**REQUIRED ACTION**
Each record should be written out exactly as given.

**SOURCE MATERIAL**

+ + +

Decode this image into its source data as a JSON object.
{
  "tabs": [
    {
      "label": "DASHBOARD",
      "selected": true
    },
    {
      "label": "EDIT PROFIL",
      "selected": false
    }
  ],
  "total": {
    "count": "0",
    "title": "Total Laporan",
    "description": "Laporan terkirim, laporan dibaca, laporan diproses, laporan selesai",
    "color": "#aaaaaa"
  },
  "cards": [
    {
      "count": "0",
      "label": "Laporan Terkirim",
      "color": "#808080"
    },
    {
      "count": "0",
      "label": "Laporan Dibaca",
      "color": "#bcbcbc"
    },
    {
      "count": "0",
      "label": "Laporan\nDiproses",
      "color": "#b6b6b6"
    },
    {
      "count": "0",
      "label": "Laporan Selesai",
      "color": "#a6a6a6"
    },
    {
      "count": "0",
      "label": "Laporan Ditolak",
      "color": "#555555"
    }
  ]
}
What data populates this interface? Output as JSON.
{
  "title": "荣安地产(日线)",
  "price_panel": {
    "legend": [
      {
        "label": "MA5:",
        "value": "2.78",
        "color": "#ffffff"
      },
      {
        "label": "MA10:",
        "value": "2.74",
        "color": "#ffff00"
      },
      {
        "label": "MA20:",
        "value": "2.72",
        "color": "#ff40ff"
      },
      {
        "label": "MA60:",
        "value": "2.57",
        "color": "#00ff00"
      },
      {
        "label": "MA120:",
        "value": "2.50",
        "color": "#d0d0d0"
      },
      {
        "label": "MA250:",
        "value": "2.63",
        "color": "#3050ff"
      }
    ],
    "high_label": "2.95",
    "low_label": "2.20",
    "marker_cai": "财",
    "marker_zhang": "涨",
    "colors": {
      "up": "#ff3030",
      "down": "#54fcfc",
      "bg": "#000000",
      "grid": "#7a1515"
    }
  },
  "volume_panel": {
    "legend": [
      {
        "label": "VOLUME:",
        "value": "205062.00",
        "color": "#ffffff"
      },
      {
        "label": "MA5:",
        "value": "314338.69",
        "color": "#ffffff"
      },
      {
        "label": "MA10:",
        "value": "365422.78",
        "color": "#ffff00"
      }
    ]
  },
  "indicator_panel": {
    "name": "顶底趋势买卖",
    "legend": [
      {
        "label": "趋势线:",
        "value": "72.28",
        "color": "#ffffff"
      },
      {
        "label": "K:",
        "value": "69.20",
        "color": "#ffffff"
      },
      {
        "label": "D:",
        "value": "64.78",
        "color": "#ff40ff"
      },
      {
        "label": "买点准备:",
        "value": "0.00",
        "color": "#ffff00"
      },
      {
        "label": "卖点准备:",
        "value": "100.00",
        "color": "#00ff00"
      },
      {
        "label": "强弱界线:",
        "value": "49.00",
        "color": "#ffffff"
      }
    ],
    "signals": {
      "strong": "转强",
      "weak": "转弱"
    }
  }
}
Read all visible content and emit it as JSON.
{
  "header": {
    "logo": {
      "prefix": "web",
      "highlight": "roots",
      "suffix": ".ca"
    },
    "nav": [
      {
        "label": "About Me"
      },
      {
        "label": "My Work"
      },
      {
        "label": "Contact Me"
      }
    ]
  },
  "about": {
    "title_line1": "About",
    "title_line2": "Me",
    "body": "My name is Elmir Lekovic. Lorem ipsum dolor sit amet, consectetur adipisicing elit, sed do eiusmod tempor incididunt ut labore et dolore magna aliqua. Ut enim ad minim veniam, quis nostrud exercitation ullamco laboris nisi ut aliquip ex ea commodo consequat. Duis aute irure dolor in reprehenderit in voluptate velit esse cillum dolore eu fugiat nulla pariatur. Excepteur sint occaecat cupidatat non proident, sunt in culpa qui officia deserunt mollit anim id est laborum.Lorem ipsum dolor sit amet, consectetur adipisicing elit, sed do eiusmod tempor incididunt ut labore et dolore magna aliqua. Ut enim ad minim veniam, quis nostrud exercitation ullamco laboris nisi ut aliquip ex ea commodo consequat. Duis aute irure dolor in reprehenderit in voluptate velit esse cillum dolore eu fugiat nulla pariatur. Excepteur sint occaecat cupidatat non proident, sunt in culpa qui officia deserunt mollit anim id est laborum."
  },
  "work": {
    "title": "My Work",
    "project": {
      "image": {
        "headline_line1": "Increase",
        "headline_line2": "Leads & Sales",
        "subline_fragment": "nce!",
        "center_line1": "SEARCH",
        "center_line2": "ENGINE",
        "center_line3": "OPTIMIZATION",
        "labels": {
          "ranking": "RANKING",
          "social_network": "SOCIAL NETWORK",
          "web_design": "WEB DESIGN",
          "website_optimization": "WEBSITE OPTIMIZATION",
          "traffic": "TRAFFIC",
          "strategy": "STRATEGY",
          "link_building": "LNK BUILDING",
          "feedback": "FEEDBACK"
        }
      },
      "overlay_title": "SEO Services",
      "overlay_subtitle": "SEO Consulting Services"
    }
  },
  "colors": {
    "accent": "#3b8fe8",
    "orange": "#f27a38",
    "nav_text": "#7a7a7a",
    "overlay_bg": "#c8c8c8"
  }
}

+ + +

**COMPLETED EXERCISE**
Decode this image into its source data as a JSON object.
{
  "tabs": [
    {
      "label": "DASHBOARD",
      "selected": true
    },
    {
      "label": "EDIT PROFIL",
      "selected": false
    }
  ],
  "total": {
    "count": "0",
    "title": "Total Laporan",
    "description": "Laporan terkirim, laporan dibaca, laporan diproses, laporan selesai",
    "color": "#aaaaaa"
  },
  "cards": [
    {
      "count": "0",
      "label": "Laporan Terkirim",
      "color": "#808080"
    },
    {
      "count": "0",
      "label": "Laporan Dibaca",
      "color": "#bcbcbc"
    },
    {
      "count": "0",
      "label": "Laporan\nDiproses",
      "color": "#b6b6b6"
    },
    {
      "count": "0",
      "label": "Laporan Selesai",
      "color": "#a6a6a6"
    },
    {
      "count": "0",
      "label": "Laporan Ditolak",
      "color": "#555555"
    }
  ]
}
What data populates this interface? Output as JSON.
{
  "title": "荣安地产(日线)",
  "price_panel": {
    "legend": [
      {
        "label": "MA5:",
        "value": "2.78",
        "color": "#ffffff"
      },
      {
        "label": "MA10:",
        "value": "2.74",
        "color": "#ffff00"
      },
      {
        "label": "MA20:",
        "value": "2.72",
        "color": "#ff40ff"
      },
      {
        "label": "MA60:",
        "value": "2.57",
        "color": "#00ff00"
      },
      {
        "label": "MA120:",
        "value": "2.50",
        "color": "#d0d0d0"
      },
      {
        "label": "MA250:",
        "value": "2.63",
        "color": "#3050ff"
      }
    ],
    "high_label": "2.95",
    "low_label": "2.20",
    "marker_cai": "财",
    "marker_zhang": "涨",
    "colors": {
      "up": "#ff3030",
      "down": "#54fcfc",
      "bg": "#000000",
      "grid": "#7a1515"
    }
  },
  "volume_panel": {
    "legend": [
      {
        "label": "VOLUME:",
        "value": "205062.00",
        "color": "#ffffff"
      },
      {
        "label": "MA5:",
        "value": "314338.69",
        "color": "#ffffff"
      },
      {
        "label": "MA10:",
        "value": "365422.78",
        "color": "#ffff00"
      }
    ]
  },
  "indicator_panel": {
    "name": "顶底趋势买卖",
    "legend": [
      {
        "label": "趋势线:",
        "value": "72.28",
        "color": "#ffffff"
      },
      {
        "label": "K:",
        "value": "69.20",
        "color": "#ffffff"
      },
      {
        "label": "D:",
        "value": "64.78",
        "color": "#ff40ff"
      },
      {
        "label": "买点准备:",
        "value": "0.00",
        "color": "#ffff00"
      },
      {
        "label": "卖点准备:",
        "value": "100.00",
        "color": "#00ff00"
      },
      {
        "label": "强弱界线:",
        "value": "49.00",
        "color": "#ffffff"
      }
    ],
    "signals": {
      "strong": "转强",
      "weak": "转弱"
    }
  }
}
Read all visible content and emit it as JSON.
{
  "header": {
    "logo": {
      "prefix": "web",
      "highlight": "roots",
      "suffix": ".ca"
    },
    "nav": [
      {
        "label": "About Me"
      },
      {
        "label": "My Work"
      },
      {
        "label": "Contact Me"
      }
    ]
  },
  "about": {
    "title_line1": "About",
    "title_line2": "Me",
    "body": "My name is Elmir Lekovic. Lorem ipsum dolor sit amet, consectetur adipisicing elit, sed do eiusmod tempor incididunt ut labore et dolore magna aliqua. Ut enim ad minim veniam, quis nostrud exercitation ullamco laboris nisi ut aliquip ex ea commodo consequat. Duis aute irure dolor in reprehenderit in voluptate velit esse cillum dolore eu fugiat nulla pariatur. Excepteur sint occaecat cupidatat non proident, sunt in culpa qui officia deserunt mollit anim id est laborum.Lorem ipsum dolor sit amet, consectetur adipisicing elit, sed do eiusmod tempor incididunt ut labore et dolore magna aliqua. Ut enim ad minim veniam, quis nostrud exercitation ullamco laboris nisi ut aliquip ex ea commodo consequat. Duis aute irure dolor in reprehenderit in voluptate velit esse cillum dolore eu fugiat nulla pariatur. Excepteur sint occaecat cupidatat non proident, sunt in culpa qui officia deserunt mollit anim id est laborum."
  },
  "work": {
    "title": "My Work",
    "project": {
      "image": {
        "headline_line1": "Increase",
        "headline_line2": "Leads & Sales",
        "subline_fragment": "nce!",
        "center_line1": "SEARCH",
        "center_line2": "ENGINE",
        "center_line3": "OPTIMIZATION",
        "labels": {
          "ranking": "RANKING",
          "social_network": "SOCIAL NETWORK",
          "web_design": "WEB DESIGN",
          "website_optimization": "WEBSITE OPTIMIZATION",
          "traffic": "TRAFFIC",
          "strategy": "STRATEGY",
          "link_building": "LNK BUILDING",
          "feedback": "FEEDBACK"
        }
      },
      "overlay_title": "SEO Services",
      "overlay_subtitle": "SEO Consulting Services"
    }
  },
  "colors": {
    "accent": "#3b8fe8",
    "orange": "#f27a38",
    "nav_text": "#7a7a7a",
    "overlay_bg": "#c8c8c8"
  }
}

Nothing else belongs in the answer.